The changes included an electric wheelchair and a hydraulic desk, to allow Sue to continue working in the office. Sue was also provided with a magnifier to assist her vision impairment and talking books for education and personal reading.
These tools allow Sue to work from home, as well as conducting her daily activities such as online banking from home. Accessing this technology and facilities, has enabled Sue to maintain employment, which helps her stay positive, stimulated and to have some purpose beyond managing her illness.
Cheryl had previously been employed as a Peri Operative Nurse until she was diagnosed with multiple sclerosis in 2010. She has been unable to continue with this work due to the severity of her symptoms. Cheryl struggled with severe fatigue, continence issues, poor balance that resulted in a few falls and she found walking any distance over 100m difficult.
Cheryl was also unable to stand for longer than 30 minutes. She was unable to access public transport due to her balance and mobility issues.

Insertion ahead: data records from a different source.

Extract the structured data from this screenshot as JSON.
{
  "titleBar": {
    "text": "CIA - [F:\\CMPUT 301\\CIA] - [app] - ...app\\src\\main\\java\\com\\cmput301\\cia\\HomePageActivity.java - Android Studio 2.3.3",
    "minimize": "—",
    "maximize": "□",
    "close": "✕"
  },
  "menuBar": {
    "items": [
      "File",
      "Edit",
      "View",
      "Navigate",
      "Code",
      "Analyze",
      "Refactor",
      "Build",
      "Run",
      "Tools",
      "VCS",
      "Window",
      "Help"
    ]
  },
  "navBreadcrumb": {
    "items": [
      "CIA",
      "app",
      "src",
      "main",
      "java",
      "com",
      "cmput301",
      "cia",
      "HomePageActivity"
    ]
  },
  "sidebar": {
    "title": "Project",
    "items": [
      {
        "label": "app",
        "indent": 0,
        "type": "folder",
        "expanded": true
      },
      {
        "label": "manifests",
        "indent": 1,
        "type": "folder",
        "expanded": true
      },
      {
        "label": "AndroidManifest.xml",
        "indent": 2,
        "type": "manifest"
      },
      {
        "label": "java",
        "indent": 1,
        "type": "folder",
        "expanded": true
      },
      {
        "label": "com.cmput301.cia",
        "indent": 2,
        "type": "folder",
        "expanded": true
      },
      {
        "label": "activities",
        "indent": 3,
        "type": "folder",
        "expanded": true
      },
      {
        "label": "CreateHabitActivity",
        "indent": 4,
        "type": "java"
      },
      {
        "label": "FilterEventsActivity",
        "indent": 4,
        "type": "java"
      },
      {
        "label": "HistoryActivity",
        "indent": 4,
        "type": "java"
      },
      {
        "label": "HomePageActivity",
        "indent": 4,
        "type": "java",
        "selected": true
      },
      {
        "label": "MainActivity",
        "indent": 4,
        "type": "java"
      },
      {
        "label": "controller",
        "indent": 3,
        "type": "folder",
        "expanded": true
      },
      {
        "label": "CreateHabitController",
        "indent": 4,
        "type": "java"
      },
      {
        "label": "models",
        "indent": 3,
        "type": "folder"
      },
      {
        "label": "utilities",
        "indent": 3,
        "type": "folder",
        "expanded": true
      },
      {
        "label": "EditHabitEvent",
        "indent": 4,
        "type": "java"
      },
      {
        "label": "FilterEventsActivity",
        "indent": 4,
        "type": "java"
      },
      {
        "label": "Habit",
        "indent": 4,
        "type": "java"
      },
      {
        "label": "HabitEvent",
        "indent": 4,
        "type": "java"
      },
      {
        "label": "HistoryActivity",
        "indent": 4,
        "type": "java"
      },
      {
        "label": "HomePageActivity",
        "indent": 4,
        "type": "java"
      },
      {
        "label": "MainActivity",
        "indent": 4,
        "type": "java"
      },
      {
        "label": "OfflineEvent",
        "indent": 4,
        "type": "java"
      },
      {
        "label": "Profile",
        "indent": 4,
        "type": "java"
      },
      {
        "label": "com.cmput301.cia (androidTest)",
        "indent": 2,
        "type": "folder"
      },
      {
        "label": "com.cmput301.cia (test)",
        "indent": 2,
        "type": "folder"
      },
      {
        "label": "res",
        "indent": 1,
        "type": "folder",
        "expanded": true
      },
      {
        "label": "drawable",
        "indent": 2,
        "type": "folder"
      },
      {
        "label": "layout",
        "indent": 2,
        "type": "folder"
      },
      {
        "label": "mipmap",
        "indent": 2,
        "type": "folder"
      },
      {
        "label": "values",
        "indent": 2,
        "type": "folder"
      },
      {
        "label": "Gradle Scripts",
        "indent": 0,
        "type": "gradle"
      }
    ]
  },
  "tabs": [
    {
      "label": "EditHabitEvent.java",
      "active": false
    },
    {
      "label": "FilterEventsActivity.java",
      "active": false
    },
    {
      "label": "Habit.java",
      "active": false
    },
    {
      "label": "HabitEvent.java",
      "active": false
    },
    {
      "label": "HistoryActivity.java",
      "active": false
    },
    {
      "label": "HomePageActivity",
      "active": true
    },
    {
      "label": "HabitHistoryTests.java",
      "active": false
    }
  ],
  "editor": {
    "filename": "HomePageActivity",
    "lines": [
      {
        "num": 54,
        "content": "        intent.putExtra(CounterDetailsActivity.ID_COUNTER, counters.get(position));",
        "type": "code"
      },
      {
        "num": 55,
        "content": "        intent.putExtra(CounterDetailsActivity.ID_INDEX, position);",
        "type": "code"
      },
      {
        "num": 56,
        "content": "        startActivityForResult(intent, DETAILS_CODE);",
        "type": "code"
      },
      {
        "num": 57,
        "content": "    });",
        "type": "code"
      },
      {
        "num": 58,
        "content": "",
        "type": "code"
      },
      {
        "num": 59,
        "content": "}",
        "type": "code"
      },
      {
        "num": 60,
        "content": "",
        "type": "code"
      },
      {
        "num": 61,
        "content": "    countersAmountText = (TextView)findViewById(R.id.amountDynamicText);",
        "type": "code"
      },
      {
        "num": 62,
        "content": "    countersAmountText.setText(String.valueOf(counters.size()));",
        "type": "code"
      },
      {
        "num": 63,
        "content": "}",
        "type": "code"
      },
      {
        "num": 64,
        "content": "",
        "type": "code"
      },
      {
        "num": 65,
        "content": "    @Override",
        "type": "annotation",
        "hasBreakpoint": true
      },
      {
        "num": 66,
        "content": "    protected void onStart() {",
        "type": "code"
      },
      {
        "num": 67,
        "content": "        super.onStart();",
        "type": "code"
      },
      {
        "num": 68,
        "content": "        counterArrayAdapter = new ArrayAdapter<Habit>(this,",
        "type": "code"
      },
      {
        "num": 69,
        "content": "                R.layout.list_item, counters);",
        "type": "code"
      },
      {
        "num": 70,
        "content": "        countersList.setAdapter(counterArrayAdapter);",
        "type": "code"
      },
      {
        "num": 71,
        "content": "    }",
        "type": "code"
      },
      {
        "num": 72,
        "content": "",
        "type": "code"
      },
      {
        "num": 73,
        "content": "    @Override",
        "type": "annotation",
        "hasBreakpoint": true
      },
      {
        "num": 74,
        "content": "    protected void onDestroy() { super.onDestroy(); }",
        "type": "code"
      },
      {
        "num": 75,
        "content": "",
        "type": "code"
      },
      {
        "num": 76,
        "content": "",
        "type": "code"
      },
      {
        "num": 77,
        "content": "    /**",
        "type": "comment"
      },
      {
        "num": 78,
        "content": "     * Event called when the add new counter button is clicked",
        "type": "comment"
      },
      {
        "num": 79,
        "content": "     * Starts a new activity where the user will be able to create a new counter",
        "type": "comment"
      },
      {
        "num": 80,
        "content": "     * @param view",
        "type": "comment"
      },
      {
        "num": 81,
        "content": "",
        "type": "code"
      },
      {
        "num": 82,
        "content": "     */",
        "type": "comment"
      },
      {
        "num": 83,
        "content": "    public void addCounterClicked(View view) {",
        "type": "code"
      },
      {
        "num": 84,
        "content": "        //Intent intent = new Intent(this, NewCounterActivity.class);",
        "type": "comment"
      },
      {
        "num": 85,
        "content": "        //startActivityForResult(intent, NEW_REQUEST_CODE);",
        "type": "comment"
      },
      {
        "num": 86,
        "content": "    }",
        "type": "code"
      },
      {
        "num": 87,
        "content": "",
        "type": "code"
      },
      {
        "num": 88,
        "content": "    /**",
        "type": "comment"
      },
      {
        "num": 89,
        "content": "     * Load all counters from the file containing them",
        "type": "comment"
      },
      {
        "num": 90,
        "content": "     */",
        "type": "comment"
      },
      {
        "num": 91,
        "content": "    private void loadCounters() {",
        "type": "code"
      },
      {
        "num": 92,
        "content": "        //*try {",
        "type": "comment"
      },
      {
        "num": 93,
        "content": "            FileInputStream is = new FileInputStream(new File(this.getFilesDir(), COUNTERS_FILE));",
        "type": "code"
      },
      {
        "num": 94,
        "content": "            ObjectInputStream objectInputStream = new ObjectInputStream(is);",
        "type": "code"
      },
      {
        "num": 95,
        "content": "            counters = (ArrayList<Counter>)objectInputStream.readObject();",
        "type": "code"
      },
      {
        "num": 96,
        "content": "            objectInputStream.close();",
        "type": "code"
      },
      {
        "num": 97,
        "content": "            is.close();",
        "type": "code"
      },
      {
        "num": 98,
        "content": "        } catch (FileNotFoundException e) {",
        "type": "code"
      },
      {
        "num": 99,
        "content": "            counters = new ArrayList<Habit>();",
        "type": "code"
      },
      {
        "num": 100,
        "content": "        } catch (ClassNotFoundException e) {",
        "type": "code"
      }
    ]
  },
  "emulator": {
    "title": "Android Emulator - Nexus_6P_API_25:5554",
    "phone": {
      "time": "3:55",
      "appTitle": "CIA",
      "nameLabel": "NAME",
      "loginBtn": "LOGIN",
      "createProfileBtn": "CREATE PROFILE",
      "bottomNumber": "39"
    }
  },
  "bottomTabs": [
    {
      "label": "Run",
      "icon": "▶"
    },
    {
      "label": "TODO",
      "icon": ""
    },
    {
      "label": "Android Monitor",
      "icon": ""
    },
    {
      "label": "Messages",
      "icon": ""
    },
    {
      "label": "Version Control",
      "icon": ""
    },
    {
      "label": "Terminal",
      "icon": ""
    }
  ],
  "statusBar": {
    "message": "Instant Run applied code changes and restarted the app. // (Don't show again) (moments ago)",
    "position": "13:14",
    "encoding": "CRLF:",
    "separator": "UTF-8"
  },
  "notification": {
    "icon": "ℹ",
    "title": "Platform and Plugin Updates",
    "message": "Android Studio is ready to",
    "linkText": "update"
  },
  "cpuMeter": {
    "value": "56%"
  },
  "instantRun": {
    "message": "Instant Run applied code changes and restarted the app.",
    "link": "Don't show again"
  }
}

After the initial assessment a Vocational Assessment was completed, which identified nursing administration, medical reception, a modified nursing position and nursing educator as potential vocations based on her nursing knowledge, transferable skills and computer skills. It was also identified that Cheryl could work 8–12 hours per week, split into 4 hour shifts to manage her fatigue.
As part of this assessment an MS Employment Support Service Development Consultant met with Cheryl’s previous Supervisor, the Peri Operative and Surgical Services Unit Manager, to discuss roles at the hospital that would meet Cheryl’s skills and experience. The Development Consultant worked with Cheryl to modify her resume and targeted it to meet more suitable positions. The MS Employment Support Service also paid for Cheryl to up-skill and complete a Cert IV Training and Assessment.
After several unsuccessful applications and further discussion between the Development Consultant, Cheryl and the Peri Operative and Surgical Services Unit Manager, a new position of Pre-Operative Hold Nurse was created for the hospital to improve efficiency. This position was suitable for Cheryl as she had the theatre nursing experience to perform the role. Importantly, the Development Consultant helped Cheryl negotiate the hours to 12 hours over three shifts, and for Cheryl to be able to stand and sit and not have to walk long distances.
The Development Consultant then involved an Employment Support Consultant to assist Cheryl with Post Placement Support. Through consultation between the Unit Manager, Cheryl and the Development Consultant, strategies were put in place to ensure that Cheryl could manage her role and enjoy sustainable employment.